*** RECORDED INFORMATION ***

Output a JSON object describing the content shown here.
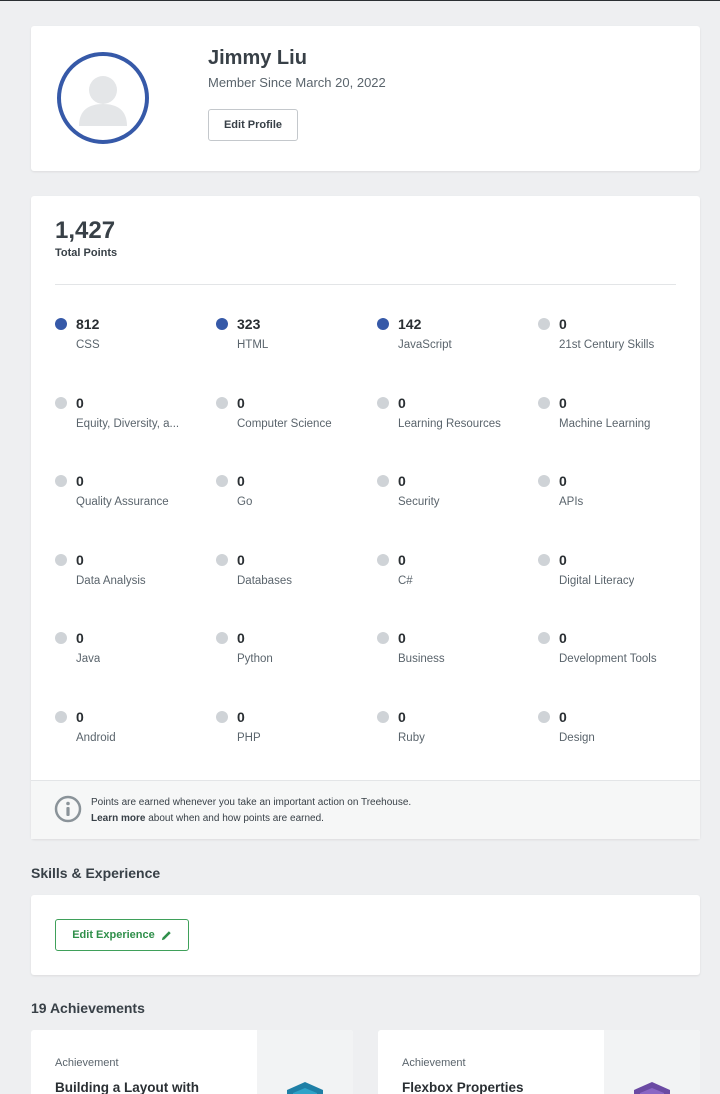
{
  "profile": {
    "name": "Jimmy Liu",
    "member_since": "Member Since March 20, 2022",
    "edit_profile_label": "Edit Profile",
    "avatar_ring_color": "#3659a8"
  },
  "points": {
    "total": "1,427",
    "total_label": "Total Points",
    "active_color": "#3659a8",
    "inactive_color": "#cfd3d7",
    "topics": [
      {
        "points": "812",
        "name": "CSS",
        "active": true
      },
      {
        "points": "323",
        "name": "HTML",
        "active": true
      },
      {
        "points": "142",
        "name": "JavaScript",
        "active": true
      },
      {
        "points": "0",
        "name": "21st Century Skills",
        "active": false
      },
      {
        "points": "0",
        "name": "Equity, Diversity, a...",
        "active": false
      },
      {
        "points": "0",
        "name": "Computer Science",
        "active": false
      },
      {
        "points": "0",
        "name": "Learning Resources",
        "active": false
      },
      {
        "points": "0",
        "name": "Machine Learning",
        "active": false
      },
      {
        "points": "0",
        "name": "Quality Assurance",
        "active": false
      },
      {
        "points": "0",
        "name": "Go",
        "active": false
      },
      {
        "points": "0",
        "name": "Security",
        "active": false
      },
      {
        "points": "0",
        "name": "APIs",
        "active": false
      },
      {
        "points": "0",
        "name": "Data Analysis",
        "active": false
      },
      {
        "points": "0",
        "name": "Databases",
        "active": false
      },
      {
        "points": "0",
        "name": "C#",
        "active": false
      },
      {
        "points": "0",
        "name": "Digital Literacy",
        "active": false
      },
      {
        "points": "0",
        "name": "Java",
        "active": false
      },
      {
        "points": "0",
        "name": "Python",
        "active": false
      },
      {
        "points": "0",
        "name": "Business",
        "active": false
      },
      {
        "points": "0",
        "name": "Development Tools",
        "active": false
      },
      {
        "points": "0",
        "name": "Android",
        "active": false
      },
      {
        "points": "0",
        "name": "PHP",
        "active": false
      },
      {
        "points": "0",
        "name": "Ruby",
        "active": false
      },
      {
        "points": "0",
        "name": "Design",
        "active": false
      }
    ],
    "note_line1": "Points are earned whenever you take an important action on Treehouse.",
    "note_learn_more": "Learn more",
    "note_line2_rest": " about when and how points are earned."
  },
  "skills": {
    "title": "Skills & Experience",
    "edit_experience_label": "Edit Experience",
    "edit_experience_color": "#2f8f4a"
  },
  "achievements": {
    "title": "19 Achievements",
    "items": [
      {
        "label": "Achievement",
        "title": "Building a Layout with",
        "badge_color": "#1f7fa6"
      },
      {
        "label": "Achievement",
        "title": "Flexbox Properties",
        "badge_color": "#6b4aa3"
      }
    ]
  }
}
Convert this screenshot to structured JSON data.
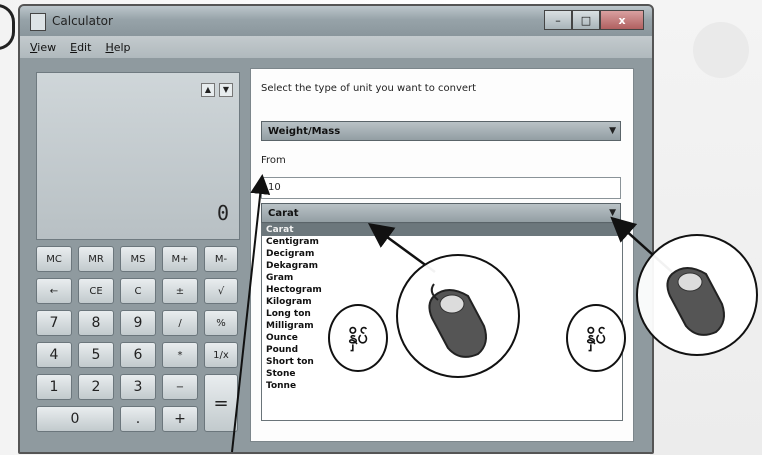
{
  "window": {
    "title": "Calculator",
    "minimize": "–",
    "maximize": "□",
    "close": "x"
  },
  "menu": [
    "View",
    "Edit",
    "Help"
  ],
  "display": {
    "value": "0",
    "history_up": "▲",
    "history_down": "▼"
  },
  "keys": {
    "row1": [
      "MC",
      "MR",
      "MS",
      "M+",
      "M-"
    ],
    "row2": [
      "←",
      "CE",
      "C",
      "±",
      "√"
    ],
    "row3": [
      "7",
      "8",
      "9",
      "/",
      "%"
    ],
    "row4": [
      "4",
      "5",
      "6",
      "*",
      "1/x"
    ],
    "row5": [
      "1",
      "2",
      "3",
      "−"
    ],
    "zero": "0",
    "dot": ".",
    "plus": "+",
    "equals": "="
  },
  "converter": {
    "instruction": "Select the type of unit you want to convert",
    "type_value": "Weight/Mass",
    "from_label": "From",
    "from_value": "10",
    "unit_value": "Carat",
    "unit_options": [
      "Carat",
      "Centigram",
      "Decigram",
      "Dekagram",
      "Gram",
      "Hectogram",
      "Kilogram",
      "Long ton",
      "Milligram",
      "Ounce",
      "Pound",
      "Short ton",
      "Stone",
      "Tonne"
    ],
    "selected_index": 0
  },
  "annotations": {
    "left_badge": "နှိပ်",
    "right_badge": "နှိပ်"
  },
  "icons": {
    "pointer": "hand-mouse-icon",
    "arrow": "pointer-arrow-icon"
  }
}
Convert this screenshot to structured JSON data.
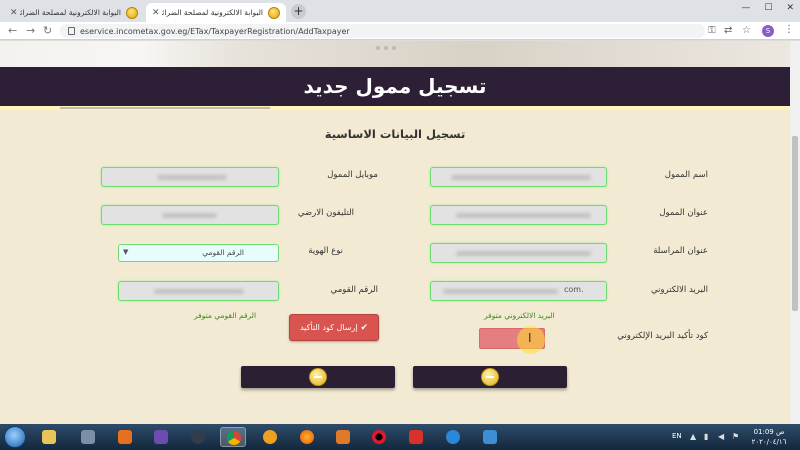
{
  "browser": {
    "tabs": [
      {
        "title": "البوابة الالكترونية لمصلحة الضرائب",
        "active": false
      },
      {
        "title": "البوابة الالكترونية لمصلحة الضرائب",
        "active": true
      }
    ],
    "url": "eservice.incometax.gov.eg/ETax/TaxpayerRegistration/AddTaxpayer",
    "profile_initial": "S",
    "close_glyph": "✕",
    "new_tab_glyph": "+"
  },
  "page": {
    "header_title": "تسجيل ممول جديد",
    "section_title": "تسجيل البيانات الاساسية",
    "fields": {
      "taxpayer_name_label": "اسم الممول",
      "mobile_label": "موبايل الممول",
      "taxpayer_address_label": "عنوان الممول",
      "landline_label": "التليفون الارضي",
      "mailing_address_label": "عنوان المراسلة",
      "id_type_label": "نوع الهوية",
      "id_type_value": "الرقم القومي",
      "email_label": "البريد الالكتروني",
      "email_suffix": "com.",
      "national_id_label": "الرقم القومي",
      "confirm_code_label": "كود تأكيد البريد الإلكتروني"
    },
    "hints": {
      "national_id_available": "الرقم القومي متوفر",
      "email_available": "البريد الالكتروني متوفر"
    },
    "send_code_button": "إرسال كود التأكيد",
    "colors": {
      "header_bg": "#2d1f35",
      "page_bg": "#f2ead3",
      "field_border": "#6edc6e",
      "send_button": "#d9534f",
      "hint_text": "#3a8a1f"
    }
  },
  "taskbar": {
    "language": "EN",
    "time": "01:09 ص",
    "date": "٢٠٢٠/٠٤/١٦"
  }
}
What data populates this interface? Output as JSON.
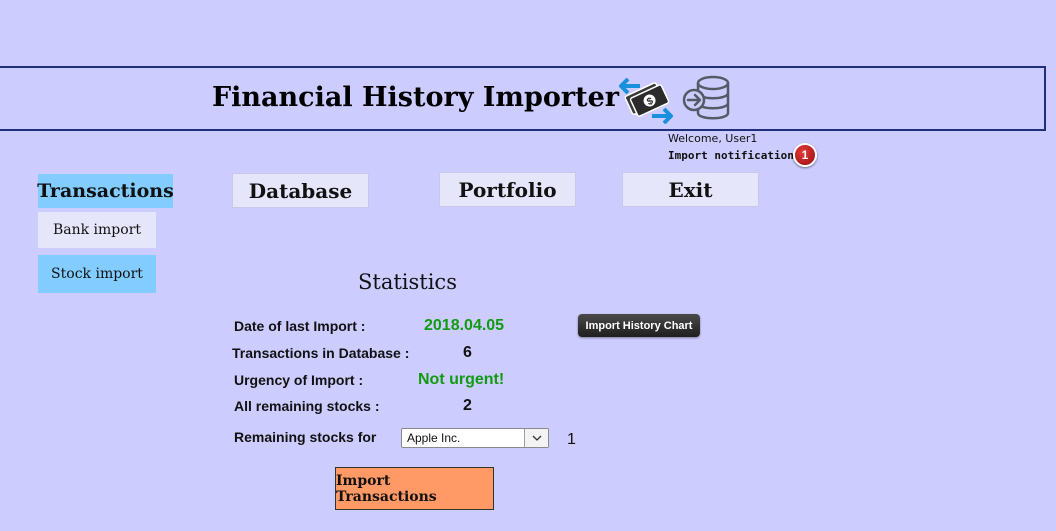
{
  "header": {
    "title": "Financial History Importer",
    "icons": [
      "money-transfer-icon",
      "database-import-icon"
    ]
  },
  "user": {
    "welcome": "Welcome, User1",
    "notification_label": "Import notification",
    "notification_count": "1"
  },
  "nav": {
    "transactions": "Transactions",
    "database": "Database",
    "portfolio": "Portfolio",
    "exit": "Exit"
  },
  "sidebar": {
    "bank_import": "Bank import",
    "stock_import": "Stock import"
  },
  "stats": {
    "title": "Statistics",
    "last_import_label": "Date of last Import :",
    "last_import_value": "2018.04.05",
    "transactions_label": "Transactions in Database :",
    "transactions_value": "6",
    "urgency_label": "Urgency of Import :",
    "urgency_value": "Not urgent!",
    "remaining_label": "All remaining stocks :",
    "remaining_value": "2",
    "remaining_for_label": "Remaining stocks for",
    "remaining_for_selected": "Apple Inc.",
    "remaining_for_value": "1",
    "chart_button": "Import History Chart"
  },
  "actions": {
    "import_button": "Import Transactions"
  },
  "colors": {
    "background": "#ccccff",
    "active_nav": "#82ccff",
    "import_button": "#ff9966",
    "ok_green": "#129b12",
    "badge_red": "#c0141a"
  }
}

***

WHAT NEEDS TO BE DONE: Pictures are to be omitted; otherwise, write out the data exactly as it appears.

TASK RESPONSE:
Output a JSON object describing the content shown here.
{
  "profile": {
    "name": "Jimmy Liu",
    "member_since": "Member Since March 20, 2022",
    "edit_profile_label": "Edit Profile",
    "avatar_ring_color": "#3659a8"
  },
  "points": {
    "total": "1,427",
    "total_label": "Total Points",
    "active_color": "#3659a8",
    "inactive_color": "#cfd3d7",
    "topics": [
      {
        "points": "812",
        "name": "CSS",
        "active": true
      },
      {
        "points": "323",
        "name": "HTML",
        "active": true
      },
      {
        "points": "142",
        "name": "JavaScript",
        "active": true
      },
      {
        "points": "0",
        "name": "21st Century Skills",
        "active": false
      },
      {
        "points": "0",
        "name": "Equity, Diversity, a...",
        "active": false
      },
      {
        "points": "0",
        "name": "Computer Science",
        "active": false
      },
      {
        "points": "0",
        "name": "Learning Resources",
        "active": false
      },
      {
        "points": "0",
        "name": "Machine Learning",
        "active": false
      },
      {
        "points": "0",
        "name": "Quality Assurance",
        "active": false
      },
      {
        "points": "0",
        "name": "Go",
        "active": false
      },
      {
        "points": "0",
        "name": "Security",
        "active": false
      },
      {
        "points": "0",
        "name": "APIs",
        "active": false
      },
      {
        "points": "0",
        "name": "Data Analysis",
        "active": false
      },
      {
        "points": "0",
        "name": "Databases",
        "active": false
      },
      {
        "points": "0",
        "name": "C#",
        "active": false
      },
      {
        "points": "0",
        "name": "Digital Literacy",
        "active": false
      },
      {
        "points": "0",
        "name": "Java",
        "active": false
      },
      {
        "points": "0",
        "name": "Python",
        "active": false
      },
      {
        "points": "0",
        "name": "Business",
        "active": false
      },
      {
        "points": "0",
        "name": "Development Tools",
        "active": false
      },
      {
        "points": "0",
        "name": "Android",
        "active": false
      },
      {
        "points": "0",
        "name": "PHP",
        "active": false
      },
      {
        "points": "0",
        "name": "Ruby",
        "active": false
      },
      {
        "points": "0",
        "name": "Design",
        "active": false
      }
    ],
    "note_line1": "Points are earned whenever you take an important action on Treehouse.",
    "note_learn_more": "Learn more",
    "note_line2_rest": " about when and how points are earned."
  },
  "skills": {
    "title": "Skills & Experience",
    "edit_experience_label": "Edit Experience",
    "edit_experience_color": "#2f8f4a"
  },
  "achievements": {
    "title": "19 Achievements",
    "items": [
      {
        "label": "Achievement",
        "title": "Building a Layout with",
        "badge_color": "#1f7fa6"
      },
      {
        "label": "Achievement",
        "title": "Flexbox Properties",
        "badge_color": "#6b4aa3"
      }
    ]
  }
}
Convert this screenshot to structured JSON data.
{
  "window": {
    "title": "Calculator",
    "minimize": "–",
    "maximize": "□",
    "close": "x"
  },
  "menu": [
    "View",
    "Edit",
    "Help"
  ],
  "display": {
    "value": "0",
    "history_up": "▲",
    "history_down": "▼"
  },
  "keys": {
    "row1": [
      "MC",
      "MR",
      "MS",
      "M+",
      "M-"
    ],
    "row2": [
      "←",
      "CE",
      "C",
      "±",
      "√"
    ],
    "row3": [
      "7",
      "8",
      "9",
      "/",
      "%"
    ],
    "row4": [
      "4",
      "5",
      "6",
      "*",
      "1/x"
    ],
    "row5": [
      "1",
      "2",
      "3",
      "−"
    ],
    "zero": "0",
    "dot": ".",
    "plus": "+",
    "equals": "="
  },
  "converter": {
    "instruction": "Select the type of unit you want to convert",
    "type_value": "Weight/Mass",
    "from_label": "From",
    "from_value": "10",
    "unit_value": "Carat",
    "unit_options": [
      "Carat",
      "Centigram",
      "Decigram",
      "Dekagram",
      "Gram",
      "Hectogram",
      "Kilogram",
      "Long ton",
      "Milligram",
      "Ounce",
      "Pound",
      "Short ton",
      "Stone",
      "Tonne"
    ],
    "selected_index": 0
  },
  "annotations": {
    "left_badge": "နှိပ်",
    "right_badge": "နှိပ်"
  },
  "icons": {
    "pointer": "hand-mouse-icon",
    "arrow": "pointer-arrow-icon"
  }
}
Convert this screenshot to structured JSON data.
{
  "browser": {
    "tabs": [
      {
        "title": "البوابة الالكترونية لمصلحة الضرائب",
        "active": false
      },
      {
        "title": "البوابة الالكترونية لمصلحة الضرائب",
        "active": true
      }
    ],
    "url": "eservice.incometax.gov.eg/ETax/TaxpayerRegistration/AddTaxpayer",
    "profile_initial": "S",
    "close_glyph": "✕",
    "new_tab_glyph": "+"
  },
  "page": {
    "header_title": "تسجيل ممول جديد",
    "section_title": "تسجيل البيانات الاساسية",
    "fields": {
      "taxpayer_name_label": "اسم الممول",
      "mobile_label": "موبايل الممول",
      "taxpayer_address_label": "عنوان الممول",
      "landline_label": "التليفون الارضي",
      "mailing_address_label": "عنوان المراسلة",
      "id_type_label": "نوع الهوية",
      "id_type_value": "الرقم القومي",
      "email_label": "البريد الالكتروني",
      "email_suffix": "com.",
      "national_id_label": "الرقم القومي",
      "confirm_code_label": "كود تأكيد البريد الإلكتروني"
    },
    "hints": {
      "national_id_available": "الرقم القومي متوفر",
      "email_available": "البريد الالكتروني متوفر"
    },
    "send_code_button": "إرسال كود التأكيد",
    "colors": {
      "header_bg": "#2d1f35",
      "page_bg": "#f2ead3",
      "field_border": "#6edc6e",
      "send_button": "#d9534f",
      "hint_text": "#3a8a1f"
    }
  },
  "taskbar": {
    "language": "EN",
    "time": "01:09 ص",
    "date": "٢٠٢٠/٠٤/١٦"
  }
}
What data populates this interface? Output as JSON.
{
  "header": {
    "title": "Financial History Importer",
    "icons": [
      "money-transfer-icon",
      "database-import-icon"
    ]
  },
  "user": {
    "welcome": "Welcome, User1",
    "notification_label": "Import notification",
    "notification_count": "1"
  },
  "nav": {
    "transactions": "Transactions",
    "database": "Database",
    "portfolio": "Portfolio",
    "exit": "Exit"
  },
  "sidebar": {
    "bank_import": "Bank import",
    "stock_import": "Stock import"
  },
  "stats": {
    "title": "Statistics",
    "last_import_label": "Date of last Import :",
    "last_import_value": "2018.04.05",
    "transactions_label": "Transactions in Database :",
    "transactions_value": "6",
    "urgency_label": "Urgency of Import :",
    "urgency_value": "Not urgent!",
    "remaining_label": "All remaining stocks :",
    "remaining_value": "2",
    "remaining_for_label": "Remaining stocks for",
    "remaining_for_selected": "Apple Inc.",
    "remaining_for_value": "1",
    "chart_button": "Import History Chart"
  },
  "actions": {
    "import_button": "Import Transactions"
  },
  "colors": {
    "background": "#ccccff",
    "active_nav": "#82ccff",
    "import_button": "#ff9966",
    "ok_green": "#129b12",
    "badge_red": "#c0141a"
  }
}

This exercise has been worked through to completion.